The 10.1-inch Xoom showed off 3D Google Maps, large widgets, redesigned apps and a tablet-friendly array of icons.
Research in Motion gave users the first chance to use its 7-inch PlayBook tablet. The slick, slim computer operates quickly, and uses a touchsensitive border as a button.
But it needs a BlackBerry to receive a mobile internet connection, and doesn’t include calendar and email apps.
Other CES tablets featured unique, hybrid designs.
Samsung’s Sliding PC 7 Series tablet hides a full-sized keyboard under its screen. Lenovo’s IdeaPad U1 uses Google Android until you insert it into a laptop-like shell and trigger Windows 7. And Dell’s Inspiron Duo is a netbook with a screen that flips round to take tablet form.
Expect models from LG, Toshiba, Sharp, Dell and Sony, which announced its intention to become the world’s secondbiggest tablet maker even though it has yet to show one. cessing for the first time. For many, this will eliminate the need to buy dedicated graphics cards for laptops, Intel PC client group vice-president Mooly Eden says.

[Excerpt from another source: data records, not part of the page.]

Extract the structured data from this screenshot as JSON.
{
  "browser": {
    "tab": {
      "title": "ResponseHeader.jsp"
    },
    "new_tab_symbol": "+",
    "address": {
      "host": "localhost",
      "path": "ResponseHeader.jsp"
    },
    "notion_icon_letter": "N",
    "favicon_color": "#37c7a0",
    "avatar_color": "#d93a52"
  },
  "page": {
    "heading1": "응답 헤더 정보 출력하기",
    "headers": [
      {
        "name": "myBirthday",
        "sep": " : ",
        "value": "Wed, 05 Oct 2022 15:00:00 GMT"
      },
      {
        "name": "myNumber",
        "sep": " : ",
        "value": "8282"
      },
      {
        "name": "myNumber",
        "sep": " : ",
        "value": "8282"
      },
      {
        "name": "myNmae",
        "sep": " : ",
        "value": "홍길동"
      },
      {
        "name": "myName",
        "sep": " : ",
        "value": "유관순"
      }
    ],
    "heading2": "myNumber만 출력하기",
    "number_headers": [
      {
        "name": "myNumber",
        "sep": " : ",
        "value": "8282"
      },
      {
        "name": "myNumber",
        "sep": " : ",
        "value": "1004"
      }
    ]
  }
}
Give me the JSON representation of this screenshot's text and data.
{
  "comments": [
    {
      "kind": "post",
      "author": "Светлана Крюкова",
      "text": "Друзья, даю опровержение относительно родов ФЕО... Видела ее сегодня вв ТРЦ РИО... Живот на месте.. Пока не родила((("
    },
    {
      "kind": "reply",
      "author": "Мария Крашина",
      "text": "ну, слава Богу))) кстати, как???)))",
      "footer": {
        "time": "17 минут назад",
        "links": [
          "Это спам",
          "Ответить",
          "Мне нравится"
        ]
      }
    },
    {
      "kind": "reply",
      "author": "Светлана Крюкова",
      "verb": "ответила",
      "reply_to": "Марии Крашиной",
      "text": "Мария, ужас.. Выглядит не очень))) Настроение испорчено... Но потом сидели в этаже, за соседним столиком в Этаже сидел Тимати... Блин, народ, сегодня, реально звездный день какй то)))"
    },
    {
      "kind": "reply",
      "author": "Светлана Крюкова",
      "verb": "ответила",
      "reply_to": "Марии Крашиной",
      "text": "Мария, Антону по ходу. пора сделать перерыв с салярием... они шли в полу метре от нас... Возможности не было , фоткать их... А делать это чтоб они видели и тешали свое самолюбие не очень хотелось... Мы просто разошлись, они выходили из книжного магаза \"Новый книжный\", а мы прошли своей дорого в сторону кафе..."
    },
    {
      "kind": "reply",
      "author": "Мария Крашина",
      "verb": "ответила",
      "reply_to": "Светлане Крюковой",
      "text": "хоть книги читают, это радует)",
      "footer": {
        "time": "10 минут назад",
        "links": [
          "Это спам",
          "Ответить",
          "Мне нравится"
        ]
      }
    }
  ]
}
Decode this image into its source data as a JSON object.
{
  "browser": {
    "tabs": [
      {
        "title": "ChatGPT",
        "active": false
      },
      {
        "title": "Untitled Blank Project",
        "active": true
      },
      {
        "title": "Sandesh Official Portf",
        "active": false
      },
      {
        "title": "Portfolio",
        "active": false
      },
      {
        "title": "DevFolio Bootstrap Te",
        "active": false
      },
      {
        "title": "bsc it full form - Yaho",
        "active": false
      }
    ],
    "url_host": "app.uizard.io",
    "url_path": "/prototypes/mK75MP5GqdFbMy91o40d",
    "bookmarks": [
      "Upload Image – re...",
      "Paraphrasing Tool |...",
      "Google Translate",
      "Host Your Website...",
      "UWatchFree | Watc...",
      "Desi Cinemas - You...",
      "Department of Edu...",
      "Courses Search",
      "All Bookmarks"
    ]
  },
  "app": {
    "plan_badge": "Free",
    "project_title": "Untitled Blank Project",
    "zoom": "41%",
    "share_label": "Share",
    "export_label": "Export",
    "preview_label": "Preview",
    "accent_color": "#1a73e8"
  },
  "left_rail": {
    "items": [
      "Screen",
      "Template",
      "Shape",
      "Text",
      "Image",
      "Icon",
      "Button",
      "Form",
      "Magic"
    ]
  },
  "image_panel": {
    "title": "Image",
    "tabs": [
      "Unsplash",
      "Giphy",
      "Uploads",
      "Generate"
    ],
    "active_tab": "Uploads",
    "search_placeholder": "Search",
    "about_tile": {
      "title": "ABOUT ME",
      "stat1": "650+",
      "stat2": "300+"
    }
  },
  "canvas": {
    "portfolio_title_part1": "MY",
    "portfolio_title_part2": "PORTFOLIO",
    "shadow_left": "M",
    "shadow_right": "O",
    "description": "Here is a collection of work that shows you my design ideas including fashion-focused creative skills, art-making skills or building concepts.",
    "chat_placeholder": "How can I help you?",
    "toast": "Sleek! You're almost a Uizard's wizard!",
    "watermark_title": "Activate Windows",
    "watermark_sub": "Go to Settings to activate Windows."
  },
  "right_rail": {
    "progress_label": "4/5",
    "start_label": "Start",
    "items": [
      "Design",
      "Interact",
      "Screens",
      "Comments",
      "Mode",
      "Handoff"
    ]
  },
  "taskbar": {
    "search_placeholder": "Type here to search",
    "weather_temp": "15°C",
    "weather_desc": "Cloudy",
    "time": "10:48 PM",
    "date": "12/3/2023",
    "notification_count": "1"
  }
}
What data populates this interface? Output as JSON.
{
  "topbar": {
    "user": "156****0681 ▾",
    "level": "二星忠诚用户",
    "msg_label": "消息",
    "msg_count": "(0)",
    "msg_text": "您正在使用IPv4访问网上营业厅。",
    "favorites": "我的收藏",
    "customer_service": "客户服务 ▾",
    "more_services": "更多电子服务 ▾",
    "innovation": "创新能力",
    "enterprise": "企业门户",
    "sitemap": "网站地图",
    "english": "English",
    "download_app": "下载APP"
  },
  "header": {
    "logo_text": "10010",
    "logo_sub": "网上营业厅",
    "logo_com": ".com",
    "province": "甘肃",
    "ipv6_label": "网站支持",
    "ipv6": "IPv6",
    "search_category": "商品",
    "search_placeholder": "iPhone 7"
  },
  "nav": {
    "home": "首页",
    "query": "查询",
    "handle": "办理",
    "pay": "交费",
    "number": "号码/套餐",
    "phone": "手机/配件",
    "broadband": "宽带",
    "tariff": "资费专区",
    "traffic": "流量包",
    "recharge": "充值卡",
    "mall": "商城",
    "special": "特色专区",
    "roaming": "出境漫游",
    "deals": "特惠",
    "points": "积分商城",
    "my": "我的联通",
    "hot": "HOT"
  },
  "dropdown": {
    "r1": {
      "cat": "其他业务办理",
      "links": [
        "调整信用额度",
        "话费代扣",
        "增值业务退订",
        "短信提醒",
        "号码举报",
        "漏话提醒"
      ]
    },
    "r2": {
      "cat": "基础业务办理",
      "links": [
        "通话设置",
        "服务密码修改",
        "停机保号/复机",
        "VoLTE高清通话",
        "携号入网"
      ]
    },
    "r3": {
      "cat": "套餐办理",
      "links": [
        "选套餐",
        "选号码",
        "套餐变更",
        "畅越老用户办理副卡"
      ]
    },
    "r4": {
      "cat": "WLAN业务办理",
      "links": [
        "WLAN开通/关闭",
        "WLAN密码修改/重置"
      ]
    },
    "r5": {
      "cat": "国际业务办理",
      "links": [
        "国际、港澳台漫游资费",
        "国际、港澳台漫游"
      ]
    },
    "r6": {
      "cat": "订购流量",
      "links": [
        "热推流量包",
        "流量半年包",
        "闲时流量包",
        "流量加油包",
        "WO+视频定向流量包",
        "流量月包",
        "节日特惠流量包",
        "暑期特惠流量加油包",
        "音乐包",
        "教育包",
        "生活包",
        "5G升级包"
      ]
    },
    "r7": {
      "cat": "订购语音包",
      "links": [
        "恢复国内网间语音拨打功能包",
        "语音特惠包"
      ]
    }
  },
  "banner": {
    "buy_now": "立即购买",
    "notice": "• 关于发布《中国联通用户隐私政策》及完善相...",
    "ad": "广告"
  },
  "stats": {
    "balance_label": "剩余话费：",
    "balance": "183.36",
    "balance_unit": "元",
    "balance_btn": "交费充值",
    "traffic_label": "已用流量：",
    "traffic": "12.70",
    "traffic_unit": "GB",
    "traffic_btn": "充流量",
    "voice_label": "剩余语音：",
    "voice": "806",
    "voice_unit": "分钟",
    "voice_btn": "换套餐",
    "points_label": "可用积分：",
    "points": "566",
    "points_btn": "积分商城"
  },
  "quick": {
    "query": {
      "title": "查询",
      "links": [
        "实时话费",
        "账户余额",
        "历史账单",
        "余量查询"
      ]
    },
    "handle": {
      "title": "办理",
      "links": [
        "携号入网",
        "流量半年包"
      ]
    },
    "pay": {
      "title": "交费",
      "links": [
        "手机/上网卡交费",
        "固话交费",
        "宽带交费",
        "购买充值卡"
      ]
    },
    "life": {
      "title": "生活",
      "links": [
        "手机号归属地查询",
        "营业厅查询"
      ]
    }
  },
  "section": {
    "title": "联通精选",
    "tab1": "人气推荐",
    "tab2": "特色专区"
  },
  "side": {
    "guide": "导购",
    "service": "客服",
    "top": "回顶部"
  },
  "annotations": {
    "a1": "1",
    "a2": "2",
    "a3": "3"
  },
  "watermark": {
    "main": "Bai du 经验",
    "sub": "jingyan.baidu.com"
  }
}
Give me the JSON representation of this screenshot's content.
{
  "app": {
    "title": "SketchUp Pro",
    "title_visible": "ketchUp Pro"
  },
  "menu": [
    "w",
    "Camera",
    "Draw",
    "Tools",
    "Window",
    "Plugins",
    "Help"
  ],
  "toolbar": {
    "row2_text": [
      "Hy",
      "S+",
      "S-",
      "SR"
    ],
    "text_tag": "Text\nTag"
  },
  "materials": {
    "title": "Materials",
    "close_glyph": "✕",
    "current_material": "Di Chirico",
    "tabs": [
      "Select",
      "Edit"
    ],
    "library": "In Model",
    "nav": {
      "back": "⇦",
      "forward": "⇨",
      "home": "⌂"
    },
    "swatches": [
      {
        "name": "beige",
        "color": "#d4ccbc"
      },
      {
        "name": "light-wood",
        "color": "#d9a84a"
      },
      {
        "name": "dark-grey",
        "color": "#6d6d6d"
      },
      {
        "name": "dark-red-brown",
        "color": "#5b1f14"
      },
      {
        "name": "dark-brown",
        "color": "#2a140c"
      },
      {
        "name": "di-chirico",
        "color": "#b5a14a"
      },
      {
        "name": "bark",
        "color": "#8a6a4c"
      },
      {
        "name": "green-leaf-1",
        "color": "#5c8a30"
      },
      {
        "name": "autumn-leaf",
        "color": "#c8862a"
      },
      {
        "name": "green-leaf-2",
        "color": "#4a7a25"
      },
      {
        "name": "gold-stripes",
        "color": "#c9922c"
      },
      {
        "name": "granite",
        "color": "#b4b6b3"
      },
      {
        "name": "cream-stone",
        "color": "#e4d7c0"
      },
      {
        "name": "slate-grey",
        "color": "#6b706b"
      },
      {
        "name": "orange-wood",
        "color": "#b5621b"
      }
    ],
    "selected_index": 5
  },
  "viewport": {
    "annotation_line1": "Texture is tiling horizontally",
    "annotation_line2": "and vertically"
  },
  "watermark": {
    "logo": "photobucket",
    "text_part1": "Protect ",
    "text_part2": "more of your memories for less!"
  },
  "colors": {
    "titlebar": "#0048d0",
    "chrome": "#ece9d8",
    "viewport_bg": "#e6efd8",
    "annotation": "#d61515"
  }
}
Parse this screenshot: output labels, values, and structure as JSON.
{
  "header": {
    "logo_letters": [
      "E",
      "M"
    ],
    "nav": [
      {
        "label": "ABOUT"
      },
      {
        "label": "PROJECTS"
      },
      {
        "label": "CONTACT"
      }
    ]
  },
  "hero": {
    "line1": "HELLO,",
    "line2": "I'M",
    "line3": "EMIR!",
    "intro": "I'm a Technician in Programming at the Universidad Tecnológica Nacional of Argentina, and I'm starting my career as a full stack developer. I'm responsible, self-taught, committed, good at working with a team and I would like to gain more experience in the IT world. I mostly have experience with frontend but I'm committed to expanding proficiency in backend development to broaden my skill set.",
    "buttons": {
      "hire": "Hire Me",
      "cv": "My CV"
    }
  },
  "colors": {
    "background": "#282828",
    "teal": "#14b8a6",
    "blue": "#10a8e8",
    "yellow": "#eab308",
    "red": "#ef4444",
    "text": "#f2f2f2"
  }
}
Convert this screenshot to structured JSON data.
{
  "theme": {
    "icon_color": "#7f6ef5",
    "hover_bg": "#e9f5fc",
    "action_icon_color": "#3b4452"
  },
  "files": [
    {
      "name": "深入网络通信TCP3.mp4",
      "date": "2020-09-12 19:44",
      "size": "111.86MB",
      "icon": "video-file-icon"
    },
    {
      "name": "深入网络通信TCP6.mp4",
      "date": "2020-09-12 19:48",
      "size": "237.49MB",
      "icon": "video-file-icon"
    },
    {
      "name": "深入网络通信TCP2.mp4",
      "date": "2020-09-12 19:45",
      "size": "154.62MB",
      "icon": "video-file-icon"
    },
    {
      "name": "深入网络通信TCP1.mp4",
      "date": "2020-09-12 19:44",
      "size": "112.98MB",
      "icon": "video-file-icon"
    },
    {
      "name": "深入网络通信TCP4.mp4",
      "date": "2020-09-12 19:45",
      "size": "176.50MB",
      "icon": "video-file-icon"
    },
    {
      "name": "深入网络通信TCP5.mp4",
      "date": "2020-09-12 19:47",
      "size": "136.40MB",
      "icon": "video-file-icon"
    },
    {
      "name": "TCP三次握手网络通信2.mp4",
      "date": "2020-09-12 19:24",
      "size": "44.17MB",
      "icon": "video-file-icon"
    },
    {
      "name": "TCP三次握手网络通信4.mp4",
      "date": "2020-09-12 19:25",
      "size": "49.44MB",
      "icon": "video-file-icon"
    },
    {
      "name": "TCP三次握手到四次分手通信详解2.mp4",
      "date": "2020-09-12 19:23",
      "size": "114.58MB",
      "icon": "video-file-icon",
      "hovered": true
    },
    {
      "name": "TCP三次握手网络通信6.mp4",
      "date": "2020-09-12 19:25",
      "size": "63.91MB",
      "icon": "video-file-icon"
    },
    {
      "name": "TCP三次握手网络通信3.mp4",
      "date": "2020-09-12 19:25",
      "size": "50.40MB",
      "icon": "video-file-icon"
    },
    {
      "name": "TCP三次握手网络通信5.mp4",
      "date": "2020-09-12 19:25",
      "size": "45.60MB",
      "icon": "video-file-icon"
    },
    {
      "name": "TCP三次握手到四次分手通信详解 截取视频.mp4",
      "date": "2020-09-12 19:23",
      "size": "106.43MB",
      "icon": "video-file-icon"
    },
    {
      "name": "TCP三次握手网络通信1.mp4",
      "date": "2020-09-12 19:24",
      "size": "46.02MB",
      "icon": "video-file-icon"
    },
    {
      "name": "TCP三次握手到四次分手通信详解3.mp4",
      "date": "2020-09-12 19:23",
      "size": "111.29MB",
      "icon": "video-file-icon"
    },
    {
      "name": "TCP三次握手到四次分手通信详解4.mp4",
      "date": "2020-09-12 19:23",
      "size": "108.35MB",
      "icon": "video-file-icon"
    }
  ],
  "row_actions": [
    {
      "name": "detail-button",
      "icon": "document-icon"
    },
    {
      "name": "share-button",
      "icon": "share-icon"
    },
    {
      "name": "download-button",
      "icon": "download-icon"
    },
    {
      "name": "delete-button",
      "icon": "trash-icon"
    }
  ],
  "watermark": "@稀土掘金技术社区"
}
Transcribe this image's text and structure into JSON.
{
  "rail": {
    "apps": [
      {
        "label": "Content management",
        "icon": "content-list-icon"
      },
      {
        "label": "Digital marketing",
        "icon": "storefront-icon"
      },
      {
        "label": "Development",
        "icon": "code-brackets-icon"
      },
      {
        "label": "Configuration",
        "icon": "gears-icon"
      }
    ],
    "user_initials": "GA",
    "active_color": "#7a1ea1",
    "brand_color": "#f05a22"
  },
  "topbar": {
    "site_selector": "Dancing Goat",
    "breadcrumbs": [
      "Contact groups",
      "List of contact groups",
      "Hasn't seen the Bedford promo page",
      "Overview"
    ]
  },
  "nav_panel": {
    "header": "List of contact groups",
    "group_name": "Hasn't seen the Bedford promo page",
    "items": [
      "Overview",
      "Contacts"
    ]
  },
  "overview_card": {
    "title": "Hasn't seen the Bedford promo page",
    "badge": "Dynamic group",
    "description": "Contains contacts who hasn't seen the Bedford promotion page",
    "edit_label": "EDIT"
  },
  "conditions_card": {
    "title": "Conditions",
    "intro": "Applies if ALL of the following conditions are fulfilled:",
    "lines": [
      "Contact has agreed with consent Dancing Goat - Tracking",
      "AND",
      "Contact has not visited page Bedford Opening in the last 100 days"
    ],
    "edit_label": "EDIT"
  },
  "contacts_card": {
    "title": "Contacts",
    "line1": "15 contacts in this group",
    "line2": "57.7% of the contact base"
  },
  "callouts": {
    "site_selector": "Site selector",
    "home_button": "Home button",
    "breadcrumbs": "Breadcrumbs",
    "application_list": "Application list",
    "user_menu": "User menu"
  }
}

But it is the advances delivered by adding graphics power that will make the greatest difference to users.
Computers with the second generation Core i3, i5 and i7 chips can use additions, including Quick Sync Video, which will convert highdefinition home movies to new formats or prepare them for YouTube in record time.
The second generation i7 chip is already being added to Dell’s new-release XPS 17 laptop with a stereoscopic 3D display. Other next-generation chips will be added to laptops next month.